EXERCISE DIRECTIONS »
Could you return all of the entries word for word, minus any pictures?

***** EXTRACTED RECORDS

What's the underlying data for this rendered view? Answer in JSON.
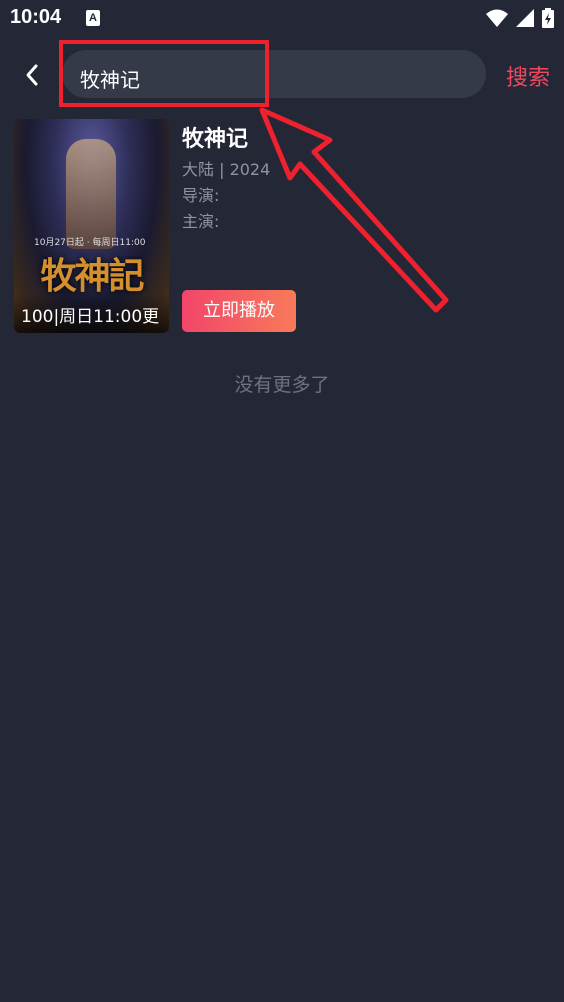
{
  "status_bar": {
    "time": "10:04",
    "notification_letter": "A"
  },
  "search": {
    "query": "牧神记",
    "button_label": "搜索"
  },
  "result": {
    "title": "牧神记",
    "region_year": "大陆 | 2024",
    "director_label": "导演:",
    "cast_label": "主演:",
    "poster_caption": "100|周日11:00更",
    "poster_logo": "牧神記",
    "poster_small_text": "10月27日起 · 每周日11:00",
    "play_label": "立即播放"
  },
  "footer": {
    "no_more": "没有更多了"
  },
  "colors": {
    "background": "#242836",
    "accent": "#f04860",
    "highlight": "#f0212e"
  }
}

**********

ANSWER TO THIS EXERCISE »
What's the underlying data for this rendered view? Answer in JSON.
{
  "status_bar": {
    "time": "10:04",
    "notification_letter": "A"
  },
  "search": {
    "query": "牧神记",
    "button_label": "搜索"
  },
  "result": {
    "title": "牧神记",
    "region_year": "大陆 | 2024",
    "director_label": "导演:",
    "cast_label": "主演:",
    "poster_caption": "100|周日11:00更",
    "poster_logo": "牧神記",
    "poster_small_text": "10月27日起 · 每周日11:00",
    "play_label": "立即播放"
  },
  "footer": {
    "no_more": "没有更多了"
  },
  "colors": {
    "background": "#242836",
    "accent": "#f04860",
    "highlight": "#f0212e"
  }
}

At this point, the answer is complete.